EXERCISE AIM →
Copy the data exactly. No line may be skipped.

RAW DATA →
================================

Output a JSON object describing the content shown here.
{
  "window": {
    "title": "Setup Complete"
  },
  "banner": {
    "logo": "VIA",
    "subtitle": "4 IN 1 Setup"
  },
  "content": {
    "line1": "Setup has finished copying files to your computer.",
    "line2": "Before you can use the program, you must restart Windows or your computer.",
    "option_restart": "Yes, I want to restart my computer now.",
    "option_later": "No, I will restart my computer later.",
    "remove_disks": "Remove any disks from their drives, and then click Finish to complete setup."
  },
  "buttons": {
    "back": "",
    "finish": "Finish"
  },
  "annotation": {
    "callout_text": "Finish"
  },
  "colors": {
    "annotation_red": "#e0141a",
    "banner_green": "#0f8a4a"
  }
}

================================

TASK SOLUTION →
Output a JSON object describing the content shown here.
{
  "window": {
    "title": "Setup Complete"
  },
  "banner": {
    "logo": "VIA",
    "subtitle": "4 IN 1 Setup"
  },
  "content": {
    "line1": "Setup has finished copying files to your computer.",
    "line2": "Before you can use the program, you must restart Windows or your computer.",
    "option_restart": "Yes, I want to restart my computer now.",
    "option_later": "No, I will restart my computer later.",
    "remove_disks": "Remove any disks from their drives, and then click Finish to complete setup."
  },
  "buttons": {
    "back": "",
    "finish": "Finish"
  },
  "annotation": {
    "callout_text": "Finish"
  },
  "colors": {
    "annotation_red": "#e0141a",
    "banner_green": "#0f8a4a"
  }
}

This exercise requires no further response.